### Given entries ###
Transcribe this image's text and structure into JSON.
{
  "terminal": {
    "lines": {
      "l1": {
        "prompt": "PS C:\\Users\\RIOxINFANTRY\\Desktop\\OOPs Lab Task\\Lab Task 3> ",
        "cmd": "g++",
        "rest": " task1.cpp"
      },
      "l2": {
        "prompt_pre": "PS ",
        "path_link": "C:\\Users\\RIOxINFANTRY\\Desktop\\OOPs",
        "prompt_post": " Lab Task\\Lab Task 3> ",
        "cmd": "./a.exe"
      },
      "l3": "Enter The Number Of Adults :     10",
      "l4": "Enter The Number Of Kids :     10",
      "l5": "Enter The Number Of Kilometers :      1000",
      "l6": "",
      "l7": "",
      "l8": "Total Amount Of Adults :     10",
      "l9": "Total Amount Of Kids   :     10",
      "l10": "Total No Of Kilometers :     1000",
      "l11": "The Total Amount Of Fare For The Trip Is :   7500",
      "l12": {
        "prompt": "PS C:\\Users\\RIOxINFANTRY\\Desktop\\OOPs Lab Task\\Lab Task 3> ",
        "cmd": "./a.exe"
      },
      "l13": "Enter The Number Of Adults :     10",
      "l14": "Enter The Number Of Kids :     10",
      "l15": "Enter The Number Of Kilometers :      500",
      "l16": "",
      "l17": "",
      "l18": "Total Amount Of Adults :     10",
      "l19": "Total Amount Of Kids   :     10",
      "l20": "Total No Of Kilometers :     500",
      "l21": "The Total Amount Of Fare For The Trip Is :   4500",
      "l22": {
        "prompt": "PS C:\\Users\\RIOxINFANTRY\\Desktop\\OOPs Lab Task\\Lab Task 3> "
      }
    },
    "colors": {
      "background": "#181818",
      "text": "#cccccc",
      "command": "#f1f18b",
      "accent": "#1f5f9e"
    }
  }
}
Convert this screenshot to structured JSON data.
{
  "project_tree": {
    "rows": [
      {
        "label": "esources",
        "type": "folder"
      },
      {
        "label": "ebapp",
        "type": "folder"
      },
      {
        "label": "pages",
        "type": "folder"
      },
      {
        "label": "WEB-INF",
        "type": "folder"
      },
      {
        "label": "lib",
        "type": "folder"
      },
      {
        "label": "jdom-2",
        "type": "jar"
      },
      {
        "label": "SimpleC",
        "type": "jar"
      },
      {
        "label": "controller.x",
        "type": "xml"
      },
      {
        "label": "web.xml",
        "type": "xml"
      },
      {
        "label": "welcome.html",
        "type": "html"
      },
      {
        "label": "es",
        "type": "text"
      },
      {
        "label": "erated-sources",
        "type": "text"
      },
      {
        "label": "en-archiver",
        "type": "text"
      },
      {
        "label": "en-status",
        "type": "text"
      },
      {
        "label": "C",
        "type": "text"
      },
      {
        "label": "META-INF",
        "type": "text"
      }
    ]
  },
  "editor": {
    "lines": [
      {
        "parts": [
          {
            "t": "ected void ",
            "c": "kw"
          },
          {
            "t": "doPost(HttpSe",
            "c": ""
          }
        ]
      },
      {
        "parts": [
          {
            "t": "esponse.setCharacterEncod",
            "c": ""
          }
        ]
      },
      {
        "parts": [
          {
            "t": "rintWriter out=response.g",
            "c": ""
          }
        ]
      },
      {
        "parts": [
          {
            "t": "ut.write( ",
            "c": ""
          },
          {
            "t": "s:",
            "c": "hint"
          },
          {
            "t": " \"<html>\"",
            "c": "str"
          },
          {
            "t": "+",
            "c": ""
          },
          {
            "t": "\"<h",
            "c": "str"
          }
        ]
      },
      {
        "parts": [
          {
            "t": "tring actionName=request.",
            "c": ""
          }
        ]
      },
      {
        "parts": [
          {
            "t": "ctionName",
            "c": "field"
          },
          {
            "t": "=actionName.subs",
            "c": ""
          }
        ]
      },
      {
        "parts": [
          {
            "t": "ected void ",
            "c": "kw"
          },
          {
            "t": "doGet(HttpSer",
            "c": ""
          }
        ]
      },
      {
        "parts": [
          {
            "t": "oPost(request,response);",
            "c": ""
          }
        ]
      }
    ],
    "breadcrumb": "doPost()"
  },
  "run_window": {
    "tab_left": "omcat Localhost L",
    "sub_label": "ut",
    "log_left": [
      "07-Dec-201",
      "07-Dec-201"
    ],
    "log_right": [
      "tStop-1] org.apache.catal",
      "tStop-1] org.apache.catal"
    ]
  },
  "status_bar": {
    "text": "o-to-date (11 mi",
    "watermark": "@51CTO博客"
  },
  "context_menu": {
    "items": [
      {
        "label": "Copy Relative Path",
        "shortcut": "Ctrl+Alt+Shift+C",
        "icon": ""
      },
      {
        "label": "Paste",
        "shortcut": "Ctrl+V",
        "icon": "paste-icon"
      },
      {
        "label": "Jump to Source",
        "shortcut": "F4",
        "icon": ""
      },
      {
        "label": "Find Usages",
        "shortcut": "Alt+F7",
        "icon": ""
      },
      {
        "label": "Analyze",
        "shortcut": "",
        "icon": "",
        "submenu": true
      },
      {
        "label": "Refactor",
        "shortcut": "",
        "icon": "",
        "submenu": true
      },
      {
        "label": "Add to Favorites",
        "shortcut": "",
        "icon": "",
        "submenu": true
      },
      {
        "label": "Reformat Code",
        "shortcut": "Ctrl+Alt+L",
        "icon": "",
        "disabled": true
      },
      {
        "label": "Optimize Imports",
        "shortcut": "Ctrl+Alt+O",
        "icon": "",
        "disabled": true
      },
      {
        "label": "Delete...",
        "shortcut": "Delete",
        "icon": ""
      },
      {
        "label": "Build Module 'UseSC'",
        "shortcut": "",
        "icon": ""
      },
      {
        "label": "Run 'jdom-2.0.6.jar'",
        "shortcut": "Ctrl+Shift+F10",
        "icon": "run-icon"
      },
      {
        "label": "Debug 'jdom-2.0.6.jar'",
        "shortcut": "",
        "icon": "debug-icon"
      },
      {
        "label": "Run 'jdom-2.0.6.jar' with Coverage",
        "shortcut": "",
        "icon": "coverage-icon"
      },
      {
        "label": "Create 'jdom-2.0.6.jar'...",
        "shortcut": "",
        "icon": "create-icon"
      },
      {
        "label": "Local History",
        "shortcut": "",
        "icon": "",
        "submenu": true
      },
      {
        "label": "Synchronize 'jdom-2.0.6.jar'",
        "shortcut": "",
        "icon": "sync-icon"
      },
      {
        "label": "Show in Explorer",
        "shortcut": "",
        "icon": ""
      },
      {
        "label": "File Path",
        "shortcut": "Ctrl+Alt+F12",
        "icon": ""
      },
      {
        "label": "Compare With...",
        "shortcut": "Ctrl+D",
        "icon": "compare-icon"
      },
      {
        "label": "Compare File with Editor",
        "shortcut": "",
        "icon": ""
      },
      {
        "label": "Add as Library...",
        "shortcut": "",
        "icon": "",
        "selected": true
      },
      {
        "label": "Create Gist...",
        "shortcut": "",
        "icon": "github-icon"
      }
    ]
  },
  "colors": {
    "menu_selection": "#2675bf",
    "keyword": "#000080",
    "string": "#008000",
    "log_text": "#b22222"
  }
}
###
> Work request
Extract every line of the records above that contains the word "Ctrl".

> Solution
        "shortcut": "Ctrl+Alt+Shift+C",
        "shortcut": "Ctrl+V",
        "shortcut": "Ctrl+Alt+L",
        "shortcut": "Ctrl+Alt+O",
        "shortcut": "Ctrl+Shift+F10",
        "shortcut": "Ctrl+Alt+F12",
        "shortcut": "Ctrl+D",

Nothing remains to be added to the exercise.